Du Toit

MOUNT VERNON, Wash. – In the Pacific Northwest, spinach seed is a tiny crop with huge value. And it’s in big trouble. » More …

Virtual reality technology developed at WSU enables virtual Olympics participation

By Tina Hilding, Voiland College of Engineering and Architecture

Poster to view the Olympic games via virtual reality at WSUPULLMAN, Wash. – Can’t swing a plane ticket to PyeongChang on short notice? You might still be able to participate in the 2018 Olympics, virtually anyway. Immersive VR technology developed at WSU, and being used at this year’s winter Olympics, is set for a series of public demonstrations on the Pullman campus. » More …

WSU Tri-Cities, WRPS partner to develop technology, protect Hanford workers

By Maegan Murray, WSU Tri-Cities

WSU Tri-Cities concrete research teamRICHLAND, Wash. – Two teams at Washington State University Tri-Cities are partnering with Washington River Protection Solutions to develop tools and methods to improve worker safety and safely immobilize solid secondary wastes. » More …

Sodium battery research could provide cheap, effective lithium alternative

By Mary Catherine Frantz, intern, Voiland College of Engineering and Architecture

Nano Research journal coverPULLMAN, Wash. – Sodium-ion batteries might soon provide a less expensive, viable alternative to lithium-ion batteries thanks to research developed at Washington State University. » More …

WSU researchers build -300ºF alien ocean to test NASA outer space submarine

ººBy Tina Hilding, Voiland College of Engineering and Architecture

NASA logoPULLMAN, Wash. –  Engineers know how to design submarines on Earth, but building one gets a lot trickier when the temperature drops to -300 Fahrenheit and the ocean is made of methane and ethane.  » More …

New water-splitting method could open path to hydrogen economy

By Tina Hilding, Voiland College of Engineering and Architecture

catalyst nanofoam close upPULLMAN, Wash. – Washington State University researchers have found a way to more efficiently generate hydrogen from water — an important key to making clean energy more viable. » More …

WSU study to test sleep technology in chronic insomnia

By Judith Van Dongen, WSU Spokane Office of Research

Devon Grant, WSU sleep researcher
Grant

SPOKANE, Wash. – If you spend your nights staring at the bedroom ceiling, you’re not alone.

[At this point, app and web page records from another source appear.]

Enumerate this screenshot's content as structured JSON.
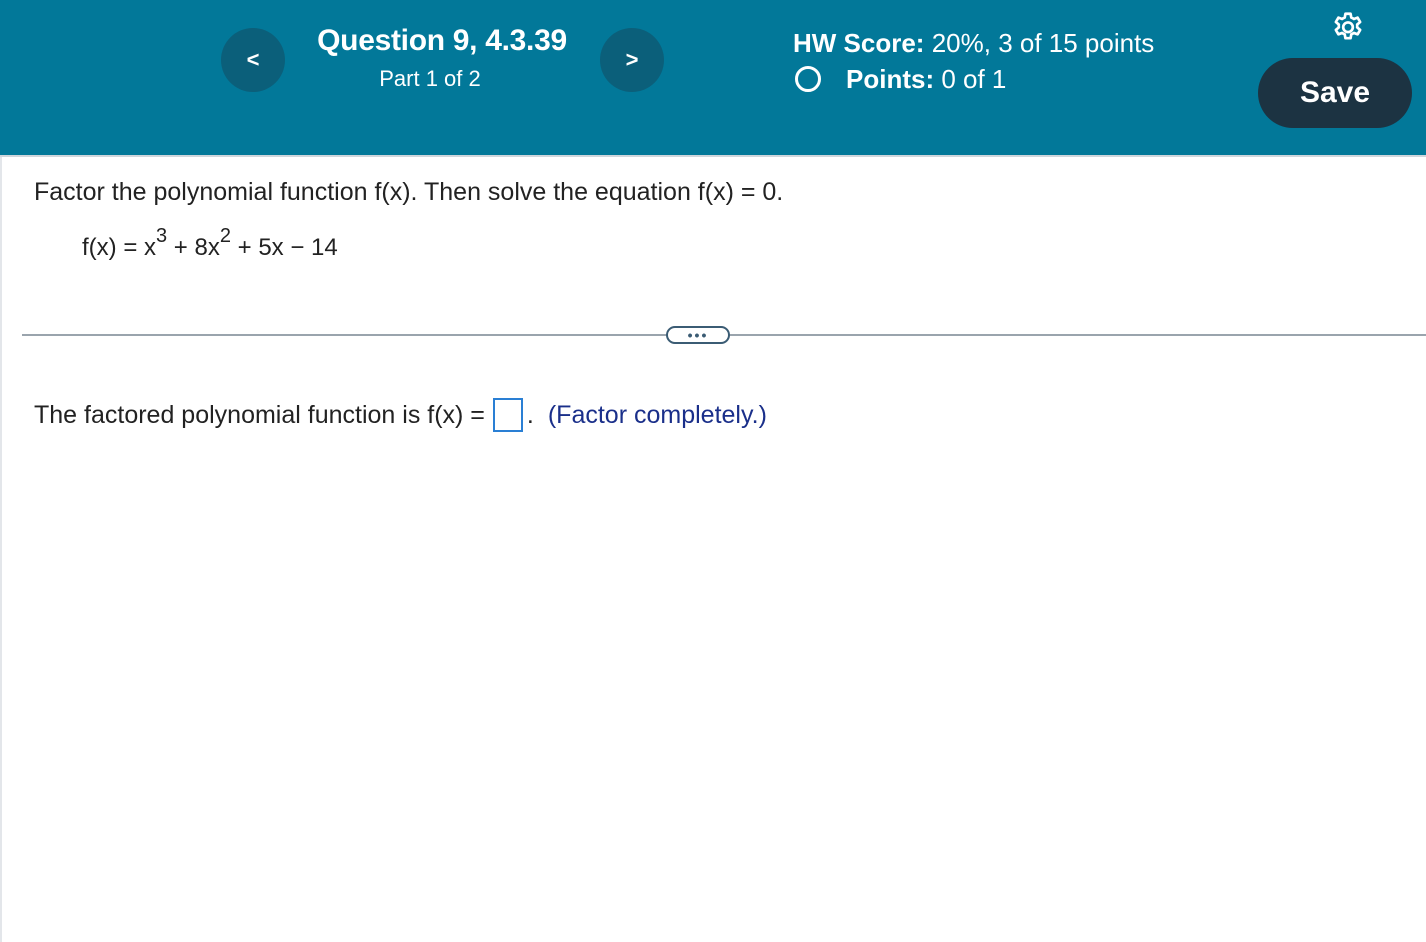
{
  "header": {
    "question_title": "Question 9, 4.3.39",
    "question_part": "Part 1 of 2",
    "prev_label": "<",
    "next_label": ">",
    "hw_score_label": "HW Score:",
    "hw_score_value": "20%, 3 of 15 points",
    "points_label": "Points:",
    "points_value": "0 of 1",
    "save_label": "Save",
    "colors": {
      "header_bg": "#027899",
      "nav_button": "#0b5f7a",
      "save_button": "#1c3342"
    },
    "icons": {
      "settings": "gear-icon",
      "status": "circle-icon"
    }
  },
  "problem": {
    "instruction": "Factor the polynomial function f(x). Then solve the equation f(x) = 0.",
    "equation": {
      "lhs": "f(x) = x",
      "exp1": "3",
      "mid1": " + 8x",
      "exp2": "2",
      "rest": " + 5x − 14"
    }
  },
  "expand_label": "•••",
  "answer": {
    "prompt": "The factored polynomial function is f(x) =",
    "input_value": "",
    "suffix": ".",
    "hint": "(Factor completely.)"
  }
}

About a quarter of U.S. adults suffer from insomnia, which significantly impacts their quality of life. » More …

John Peters named an American Academy of Microbiology Fellow

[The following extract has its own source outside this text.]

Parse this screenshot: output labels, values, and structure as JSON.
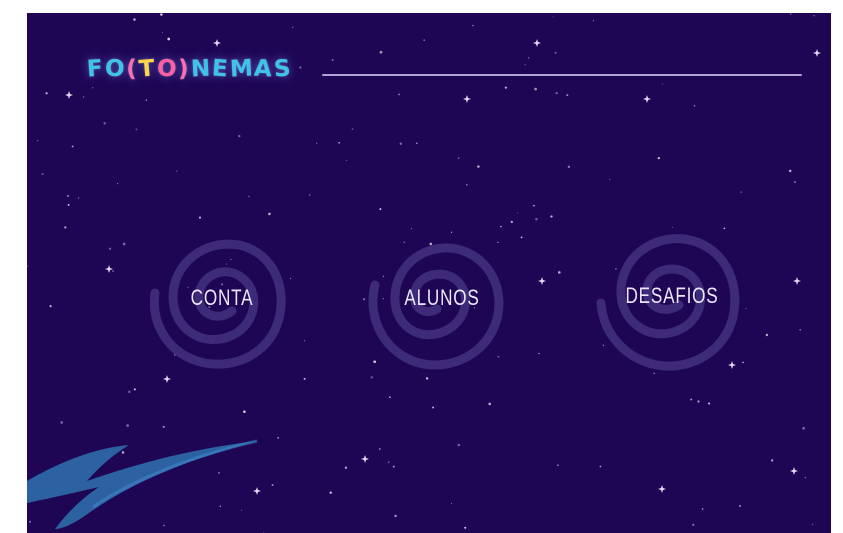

By Scott Weybright, College of Agricultural, Human and Natural Resource Sciences

American Academy of Microbiology and American Association for the Advancement of Science logosPULLMAN, Wash. – John Peters, director of Washington State University’s Institute of Biological Chemistry, has been named a Fellow in the American Academy of Microbiology. » More …